The dorsal skin pigmentation of mice was measured with a Mexameter (MX18, Germany). The melanin index was automatically calculated from the intensities of absorbed and reflected light at 660 and 880 nm, respectively .
Skin biopsies were fixed in 4% formaldehyde. Paraffin-embedded sections were cut to 5 μm thickness and the skin tissue sections were stained with hematoxylin and eosin (HE).
Immunocytochemistry procedures were performed as previously reported (Ping et al., 2012). Briefly, Cells grown on coverslips and Cryosections (5 μm) were fixed in 4% paraformaldehyde for 20 min and then permeabilized with 0.01% Triton X-100 in PBS for 10 min, blocked for 30 min with PBS containing 10% normal horse serum, and incubated overnight at 4°C with anti- MITF (1:200), anti-tyrosinase (1:200), or anti-β-catenin (1:100) antibodies. Cells and sections were then incubated for 60 min with Alexa Fluor 488-conjugated donkey anti-goat IgG and Alexa Fluor 594-conjugated donkey anti-rabbit IgG. Finally, nuclei were counterstained with DAPI. The staining was visualized using an Olympus IX71 microscope.
The Western blot analysis was performed as described previously (Ping et al. 2012). Briefly, dorsal skin homogenate supernatant or cells lysed in cold RIPA buffer (pH 7.4) containing protease inhibitor cocktail. The total protein concentration was measured and adjusted to equal concentrations across different samples. The protein was separated on a 10% SDS-PAGE gel and transferred onto a polyvinylidene difluoride (PVDF) membrane (Millipore, MA, USA). The PVDF membranes were incubated with the indicated primary antibodies overnight at 4°C, and then incubated with the secondary antibodies conjugated to horse-radish peroxidase. The proteins were visualized by a Keygen ECL system (Kaiji, Nanjing, China) and scanned with a Clinx Chemi-Scope chemiluminescence imaging system (Gel Catcher 2850, China). The relative optical densities of the specific proteins were determined by a ChemiScope analysis program.

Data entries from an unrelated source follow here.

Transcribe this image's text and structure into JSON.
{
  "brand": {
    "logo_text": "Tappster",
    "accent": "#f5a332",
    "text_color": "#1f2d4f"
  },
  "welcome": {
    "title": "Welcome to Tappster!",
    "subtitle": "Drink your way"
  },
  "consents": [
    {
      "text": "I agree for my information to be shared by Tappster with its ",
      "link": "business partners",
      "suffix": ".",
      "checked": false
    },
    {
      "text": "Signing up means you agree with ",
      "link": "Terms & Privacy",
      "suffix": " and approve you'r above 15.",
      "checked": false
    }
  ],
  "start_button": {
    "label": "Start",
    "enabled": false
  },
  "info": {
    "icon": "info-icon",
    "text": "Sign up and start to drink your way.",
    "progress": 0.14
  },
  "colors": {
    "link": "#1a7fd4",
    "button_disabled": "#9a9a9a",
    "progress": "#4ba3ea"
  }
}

Total RNA was isolated from the cells using TRIzol reagent (Invitrogen, CA, USA). All reactions were performed with a final reaction volume of 20 μl containing 10 μl of iTaq Universal SYBR Green Supermix(Bio-Rad), 500 nM for each primer and 1 μl of RT product. Real-time PCR assays were carried out under the following conditions: An initial preheating step of 10 min at 95°C, then a touch-down procedure, consisting of 10 s at 95°C, annealing for 5 s at temperatures decreasing from 63 to 59°C, and ending with an extension step at 72°C for 10 s. A total of 45 cycles were performed, followed by melting curve program (60–95°C with a heating rate of 0.1°C per second and a continuous fluorescence measurement), and finally a cooling step to 40°C. PCR primers are listed in Supplementary Table S1.
All data are expressed as mean ± SD. Statistically significant differences were calculated using independent and paired Student's paired t-test on unpaired and paired samples.
This work was supported by a National Natural Science Foundation of China (grant 81403030 and 81503176) and Natural Science Foundation of Jiangsu Province (grant BK20140124).
CONFLICTS OF INTEREST
The authors declare no competing financial interests.